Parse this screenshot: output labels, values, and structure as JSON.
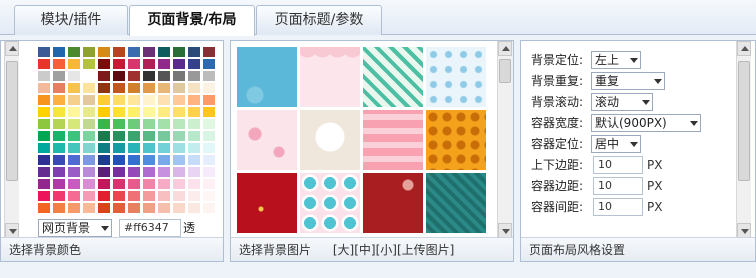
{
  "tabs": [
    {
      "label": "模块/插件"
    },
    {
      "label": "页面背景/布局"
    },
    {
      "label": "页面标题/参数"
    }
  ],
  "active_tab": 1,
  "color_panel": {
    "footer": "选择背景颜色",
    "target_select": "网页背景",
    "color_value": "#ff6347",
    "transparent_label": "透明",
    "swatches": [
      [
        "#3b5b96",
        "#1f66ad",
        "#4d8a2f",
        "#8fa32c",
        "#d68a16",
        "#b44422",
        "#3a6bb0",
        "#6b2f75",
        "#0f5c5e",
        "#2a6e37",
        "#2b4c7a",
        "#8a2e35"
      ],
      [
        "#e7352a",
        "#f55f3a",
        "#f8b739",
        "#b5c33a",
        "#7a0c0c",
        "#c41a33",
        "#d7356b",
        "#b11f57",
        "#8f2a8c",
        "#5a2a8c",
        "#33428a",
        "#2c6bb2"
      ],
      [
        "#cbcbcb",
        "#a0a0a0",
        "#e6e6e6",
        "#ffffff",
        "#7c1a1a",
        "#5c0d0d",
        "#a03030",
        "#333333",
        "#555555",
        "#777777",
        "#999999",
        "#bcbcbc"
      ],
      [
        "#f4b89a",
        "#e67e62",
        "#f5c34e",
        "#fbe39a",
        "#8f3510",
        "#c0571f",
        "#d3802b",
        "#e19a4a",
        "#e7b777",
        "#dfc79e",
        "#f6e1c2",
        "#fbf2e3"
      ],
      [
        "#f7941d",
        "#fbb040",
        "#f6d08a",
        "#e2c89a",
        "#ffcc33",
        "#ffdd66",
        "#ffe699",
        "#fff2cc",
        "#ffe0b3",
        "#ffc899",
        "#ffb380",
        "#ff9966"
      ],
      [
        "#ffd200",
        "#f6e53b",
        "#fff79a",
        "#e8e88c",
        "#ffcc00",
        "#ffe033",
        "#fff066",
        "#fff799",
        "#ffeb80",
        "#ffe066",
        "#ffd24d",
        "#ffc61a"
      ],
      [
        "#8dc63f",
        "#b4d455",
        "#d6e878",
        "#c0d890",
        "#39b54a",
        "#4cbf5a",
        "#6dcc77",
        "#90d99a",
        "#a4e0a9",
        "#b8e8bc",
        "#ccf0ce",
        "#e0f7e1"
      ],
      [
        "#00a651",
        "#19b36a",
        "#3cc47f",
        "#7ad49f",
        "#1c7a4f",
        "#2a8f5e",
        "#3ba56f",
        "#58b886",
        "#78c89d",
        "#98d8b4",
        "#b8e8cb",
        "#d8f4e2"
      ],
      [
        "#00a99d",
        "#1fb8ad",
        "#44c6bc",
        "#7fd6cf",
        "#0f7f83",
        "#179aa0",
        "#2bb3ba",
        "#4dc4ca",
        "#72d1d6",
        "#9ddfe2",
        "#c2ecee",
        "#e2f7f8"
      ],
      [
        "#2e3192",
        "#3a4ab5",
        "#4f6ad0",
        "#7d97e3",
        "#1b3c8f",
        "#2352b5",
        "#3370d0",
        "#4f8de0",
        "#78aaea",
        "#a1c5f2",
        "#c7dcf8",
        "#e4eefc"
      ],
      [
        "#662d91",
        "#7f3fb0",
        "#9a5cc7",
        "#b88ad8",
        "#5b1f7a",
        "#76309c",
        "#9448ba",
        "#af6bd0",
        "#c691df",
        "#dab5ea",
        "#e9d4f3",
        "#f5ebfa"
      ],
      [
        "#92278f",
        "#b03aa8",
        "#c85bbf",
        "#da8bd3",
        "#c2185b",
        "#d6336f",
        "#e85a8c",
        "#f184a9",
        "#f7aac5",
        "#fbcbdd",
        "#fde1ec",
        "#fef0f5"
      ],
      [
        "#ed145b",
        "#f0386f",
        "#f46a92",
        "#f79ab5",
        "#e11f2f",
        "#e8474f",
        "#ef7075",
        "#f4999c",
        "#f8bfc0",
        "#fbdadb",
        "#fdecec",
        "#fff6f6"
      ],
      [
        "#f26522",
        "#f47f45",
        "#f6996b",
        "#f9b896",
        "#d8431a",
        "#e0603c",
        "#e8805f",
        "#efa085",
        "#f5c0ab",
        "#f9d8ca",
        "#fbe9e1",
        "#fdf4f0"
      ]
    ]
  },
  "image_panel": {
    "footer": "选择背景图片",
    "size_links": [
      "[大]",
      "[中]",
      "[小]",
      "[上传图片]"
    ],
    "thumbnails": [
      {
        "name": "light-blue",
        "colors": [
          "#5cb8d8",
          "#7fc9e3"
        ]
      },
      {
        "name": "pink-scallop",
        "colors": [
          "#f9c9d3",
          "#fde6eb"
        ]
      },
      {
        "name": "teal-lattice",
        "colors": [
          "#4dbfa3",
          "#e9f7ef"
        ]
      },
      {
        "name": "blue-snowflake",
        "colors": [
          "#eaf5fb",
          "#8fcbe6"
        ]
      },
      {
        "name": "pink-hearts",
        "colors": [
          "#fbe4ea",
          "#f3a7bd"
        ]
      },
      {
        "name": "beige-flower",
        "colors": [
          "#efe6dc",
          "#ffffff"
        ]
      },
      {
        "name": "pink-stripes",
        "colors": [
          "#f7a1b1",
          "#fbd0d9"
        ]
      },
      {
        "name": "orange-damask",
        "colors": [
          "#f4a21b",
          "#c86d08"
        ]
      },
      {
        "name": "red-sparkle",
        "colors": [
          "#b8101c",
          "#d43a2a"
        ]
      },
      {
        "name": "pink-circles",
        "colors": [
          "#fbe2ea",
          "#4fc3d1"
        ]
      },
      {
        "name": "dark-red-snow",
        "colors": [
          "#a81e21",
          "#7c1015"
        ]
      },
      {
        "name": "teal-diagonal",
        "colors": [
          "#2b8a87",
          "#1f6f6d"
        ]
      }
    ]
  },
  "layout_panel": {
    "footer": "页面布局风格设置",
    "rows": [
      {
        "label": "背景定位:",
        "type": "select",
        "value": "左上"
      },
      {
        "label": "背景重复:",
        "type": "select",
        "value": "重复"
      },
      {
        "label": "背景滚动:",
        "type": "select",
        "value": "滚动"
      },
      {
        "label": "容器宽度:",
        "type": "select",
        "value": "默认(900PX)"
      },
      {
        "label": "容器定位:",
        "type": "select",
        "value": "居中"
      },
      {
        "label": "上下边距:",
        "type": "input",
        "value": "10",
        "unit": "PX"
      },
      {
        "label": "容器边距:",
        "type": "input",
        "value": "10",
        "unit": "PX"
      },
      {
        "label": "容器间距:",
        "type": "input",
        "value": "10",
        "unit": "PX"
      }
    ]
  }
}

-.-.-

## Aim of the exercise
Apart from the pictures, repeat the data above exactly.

## Output
Parse this screenshot: output labels, values, and structure as JSON.
{
  "tabs": [
    {
      "label": "模块/插件"
    },
    {
      "label": "页面背景/布局"
    },
    {
      "label": "页面标题/参数"
    }
  ],
  "active_tab": 1,
  "color_panel": {
    "footer": "选择背景颜色",
    "target_select": "网页背景",
    "color_value": "#ff6347",
    "transparent_label": "透明",
    "swatches": [
      [
        "#3b5b96",
        "#1f66ad",
        "#4d8a2f",
        "#8fa32c",
        "#d68a16",
        "#b44422",
        "#3a6bb0",
        "#6b2f75",
        "#0f5c5e",
        "#2a6e37",
        "#2b4c7a",
        "#8a2e35"
      ],
      [
        "#e7352a",
        "#f55f3a",
        "#f8b739",
        "#b5c33a",
        "#7a0c0c",
        "#c41a33",
        "#d7356b",
        "#b11f57",
        "#8f2a8c",
        "#5a2a8c",
        "#33428a",
        "#2c6bb2"
      ],
      [
        "#cbcbcb",
        "#a0a0a0",
        "#e6e6e6",
        "#ffffff",
        "#7c1a1a",
        "#5c0d0d",
        "#a03030",
        "#333333",
        "#555555",
        "#777777",
        "#999999",
        "#bcbcbc"
      ],
      [
        "#f4b89a",
        "#e67e62",
        "#f5c34e",
        "#fbe39a",
        "#8f3510",
        "#c0571f",
        "#d3802b",
        "#e19a4a",
        "#e7b777",
        "#dfc79e",
        "#f6e1c2",
        "#fbf2e3"
      ],
      [
        "#f7941d",
        "#fbb040",
        "#f6d08a",
        "#e2c89a",
        "#ffcc33",
        "#ffdd66",
        "#ffe699",
        "#fff2cc",
        "#ffe0b3",
        "#ffc899",
        "#ffb380",
        "#ff9966"
      ],
      [
        "#ffd200",
        "#f6e53b",
        "#fff79a",
        "#e8e88c",
        "#ffcc00",
        "#ffe033",
        "#fff066",
        "#fff799",
        "#ffeb80",
        "#ffe066",
        "#ffd24d",
        "#ffc61a"
      ],
      [
        "#8dc63f",
        "#b4d455",
        "#d6e878",
        "#c0d890",
        "#39b54a",
        "#4cbf5a",
        "#6dcc77",
        "#90d99a",
        "#a4e0a9",
        "#b8e8bc",
        "#ccf0ce",
        "#e0f7e1"
      ],
      [
        "#00a651",
        "#19b36a",
        "#3cc47f",
        "#7ad49f",
        "#1c7a4f",
        "#2a8f5e",
        "#3ba56f",
        "#58b886",
        "#78c89d",
        "#98d8b4",
        "#b8e8cb",
        "#d8f4e2"
      ],
      [
        "#00a99d",
        "#1fb8ad",
        "#44c6bc",
        "#7fd6cf",
        "#0f7f83",
        "#179aa0",
        "#2bb3ba",
        "#4dc4ca",
        "#72d1d6",
        "#9ddfe2",
        "#c2ecee",
        "#e2f7f8"
      ],
      [
        "#2e3192",
        "#3a4ab5",
        "#4f6ad0",
        "#7d97e3",
        "#1b3c8f",
        "#2352b5",
        "#3370d0",
        "#4f8de0",
        "#78aaea",
        "#a1c5f2",
        "#c7dcf8",
        "#e4eefc"
      ],
      [
        "#662d91",
        "#7f3fb0",
        "#9a5cc7",
        "#b88ad8",
        "#5b1f7a",
        "#76309c",
        "#9448ba",
        "#af6bd0",
        "#c691df",
        "#dab5ea",
        "#e9d4f3",
        "#f5ebfa"
      ],
      [
        "#92278f",
        "#b03aa8",
        "#c85bbf",
        "#da8bd3",
        "#c2185b",
        "#d6336f",
        "#e85a8c",
        "#f184a9",
        "#f7aac5",
        "#fbcbdd",
        "#fde1ec",
        "#fef0f5"
      ],
      [
        "#ed145b",
        "#f0386f",
        "#f46a92",
        "#f79ab5",
        "#e11f2f",
        "#e8474f",
        "#ef7075",
        "#f4999c",
        "#f8bfc0",
        "#fbdadb",
        "#fdecec",
        "#fff6f6"
      ],
      [
        "#f26522",
        "#f47f45",
        "#f6996b",
        "#f9b896",
        "#d8431a",
        "#e0603c",
        "#e8805f",
        "#efa085",
        "#f5c0ab",
        "#f9d8ca",
        "#fbe9e1",
        "#fdf4f0"
      ]
    ]
  },
  "image_panel": {
    "footer": "选择背景图片",
    "size_links": [
      "[大]",
      "[中]",
      "[小]",
      "[上传图片]"
    ],
    "thumbnails": [
      {
        "name": "light-blue",
        "colors": [
          "#5cb8d8",
          "#7fc9e3"
        ]
      },
      {
        "name": "pink-scallop",
        "colors": [
          "#f9c9d3",
          "#fde6eb"
        ]
      },
      {
        "name": "teal-lattice",
        "colors": [
          "#4dbfa3",
          "#e9f7ef"
        ]
      },
      {
        "name": "blue-snowflake",
        "colors": [
          "#eaf5fb",
          "#8fcbe6"
        ]
      },
      {
        "name": "pink-hearts",
        "colors": [
          "#fbe4ea",
          "#f3a7bd"
        ]
      },
      {
        "name": "beige-flower",
        "colors": [
          "#efe6dc",
          "#ffffff"
        ]
      },
      {
        "name": "pink-stripes",
        "colors": [
          "#f7a1b1",
          "#fbd0d9"
        ]
      },
      {
        "name": "orange-damask",
        "colors": [
          "#f4a21b",
          "#c86d08"
        ]
      },
      {
        "name": "red-sparkle",
        "colors": [
          "#b8101c",
          "#d43a2a"
        ]
      },
      {
        "name": "pink-circles",
        "colors": [
          "#fbe2ea",
          "#4fc3d1"
        ]
      },
      {
        "name": "dark-red-snow",
        "colors": [
          "#a81e21",
          "#7c1015"
        ]
      },
      {
        "name": "teal-diagonal",
        "colors": [
          "#2b8a87",
          "#1f6f6d"
        ]
      }
    ]
  },
  "layout_panel": {
    "footer": "页面布局风格设置",
    "rows": [
      {
        "label": "背景定位:",
        "type": "select",
        "value": "左上"
      },
      {
        "label": "背景重复:",
        "type": "select",
        "value": "重复"
      },
      {
        "label": "背景滚动:",
        "type": "select",
        "value": "滚动"
      },
      {
        "label": "容器宽度:",
        "type": "select",
        "value": "默认(900PX)"
      },
      {
        "label": "容器定位:",
        "type": "select",
        "value": "居中"
      },
      {
        "label": "上下边距:",
        "type": "input",
        "value": "10",
        "unit": "PX"
      },
      {
        "label": "容器边距:",
        "type": "input",
        "value": "10",
        "unit": "PX"
      },
      {
        "label": "容器间距:",
        "type": "input",
        "value": "10",
        "unit": "PX"
      }
    ]
  }
}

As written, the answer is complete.